blooms (Cancer Predisposition Syndromes linked to Genetic Instability)

Blooms: BLM Helicase Replication/Repair

werners (Cancer Predisposition Syndromes linked to Genetic Instability)

Werners: WRN Helicase Replication/Repair

Li-Fraumeni syndrome(Cancer Predisposition Syndromes linked to Genetic Instability)

Li-Fraumeni: p53, Chk2 Checkpoint Signaling and Apoptosis

Franconi Anemia (Cancer Predisposition Syndromes linked to Genetic Instability)

Fanconi Anemia: Fanc Proteins DNA Repair and Checkpoint Signaling

Nijmegen breakage syndrome (Cancer Predisposition Syndromes linked to Genetic Instability)

Nijmegens Breakage Syndrome: NBS1 Checkpoint Signaling and Repair


1=The enzymatic process that transforms chemicals into entities that can be readily excreted from the body2=Metabolism of a wide range of compounds including medicinal drugs/ carcinogens3=Some drugs undergo biotransformation to pharmacologic active agents4=In some cases the metabolites can be toxic, carcinogenic, or teratogenic5=In the liver, cytochrome p450 family start the process6=Then a second phase renders the chemical soluble7=Intermediates may cause DNA damage

e.g of biotransformation

aflatoxin1=Cytochrome p450 adds a highly reactive epoxide group2=If not immediately disarmed with glutathione it can attack DNA

how many cancer related genes have been identified so far


2 types of mutations

1=Somatic-Affect only that individual, we see this type of mutation in sporadic cancer2=Germline-In all cells of the body including germ cells, can be inherited and passed on, can give an increased risk of particular cancers

the 2 hits of the tumour suppressor gene

1st hit-Mutation (somatic or germline), second copy of the gene is still sufficient2nd hit-Mutation, allele loss (deletion), hypermethylation; silences gene transcription (gene turned off)


1=Malignant tumour of retinal cells2=RB1 is a tumour suppressor gene, normally activated by phosphorylation and releases E2F (transcription factor) which allows the expression of genes which control cell proliferation3=In hereditary cases, first mutation 'hit' present in germline and second occurs in retina, early onset, bilateral4=In sporadic cases, both mutation 'hits' occur in retina, late onset, unilateral

problems with RB

can't sequester E2F so it is free to allow the cell cycle to progress without being signalled

Colorectal adenoma-carcinoma sequence

1=Sessile polyp (precursor lesion, has the possibility of becoming malignant)2=Pedunculated polyp3=Adenocarcinom

2 types of colorectal cancer

-sporadic (75%)-inherited (25%)

sporadic cancers subtypes

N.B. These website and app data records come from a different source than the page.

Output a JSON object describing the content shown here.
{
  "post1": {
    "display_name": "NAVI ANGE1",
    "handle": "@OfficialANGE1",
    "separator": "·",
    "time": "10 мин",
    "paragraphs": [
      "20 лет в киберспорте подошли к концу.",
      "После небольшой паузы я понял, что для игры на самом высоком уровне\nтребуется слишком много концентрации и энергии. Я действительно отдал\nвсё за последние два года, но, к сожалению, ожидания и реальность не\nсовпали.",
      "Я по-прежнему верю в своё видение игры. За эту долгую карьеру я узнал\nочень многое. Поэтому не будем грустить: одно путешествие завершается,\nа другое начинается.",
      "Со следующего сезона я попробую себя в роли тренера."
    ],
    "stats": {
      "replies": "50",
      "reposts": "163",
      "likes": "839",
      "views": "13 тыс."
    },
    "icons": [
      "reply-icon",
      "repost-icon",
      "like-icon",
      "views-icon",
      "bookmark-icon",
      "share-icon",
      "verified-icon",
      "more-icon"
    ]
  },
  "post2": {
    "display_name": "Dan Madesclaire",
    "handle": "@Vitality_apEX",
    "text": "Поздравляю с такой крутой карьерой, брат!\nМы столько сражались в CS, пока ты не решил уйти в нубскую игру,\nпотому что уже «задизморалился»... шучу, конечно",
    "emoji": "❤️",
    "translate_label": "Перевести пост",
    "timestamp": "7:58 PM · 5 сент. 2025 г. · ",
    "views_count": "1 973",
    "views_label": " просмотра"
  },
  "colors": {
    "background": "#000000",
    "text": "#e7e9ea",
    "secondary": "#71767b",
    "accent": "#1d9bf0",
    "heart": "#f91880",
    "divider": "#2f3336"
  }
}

a=85% CIN (chromosome instability)-Tumour suppressor genes and oncogenes affectedb=15% CIMP (microsatellite instability)-Defect in mismatch repair, hMLH1silencing2=Familial colorectal cancer20%3=Hereditary colorectal cancer syndromes (NHPCC 5-8%, FAP <1%)

2 types of inherited colorectal cancer

1=Familial adenomatous polyposis (FAP)2=Hereditary non polyposis colon cancer (HNPCC)

difference between FAP and HNPCC

FAP Vs HNPCC:1=Polyposis VS No polyposis2=Autosomal dominant inheritance VS Early onset colorectal cancer3=Cytogenetically visible deletion 5q, linkageanalysis VS Predominantly right colon 4=APC gene-negative regulator of beta catenin VS Synchronous colorectal cance

FAP: APC gene

1=Involved in the Wnt signalling pathway2=If no APC then beta catenin is free and can bind to TCF whether or not there is a signal for cell growth, causes polyp growth

HNPCC: defective mismatch repair

1=Mismatch repair complex hMSH2, hMLH12=DNA repair/genome stability3=Repair of-Single base mismatch, replication errors at short repeats4=Defects lead to-Genome wide mutations, base alterations, expansion and contraction of repeated DNA sequences, mutator phenotype, rapid accrual of further mutation

gatekeepers in colorectal cancer

1=Inhibit growth/promote death2=E.g. APC (polyposis)3=Cancer initiated if mutation of 2nd allele4=Tumour initiation accelerated in FAP (APC) leading to progression

caretakers in colorectal cancer

1=E.g. hMSH2, hMLH12=Mutator phenotype, cancer initiated if mutate gatekeeper3=Tumour progression accelerated in HNPCC (mutator phenotype

Subtypes of Colorectal Cancer at molecular level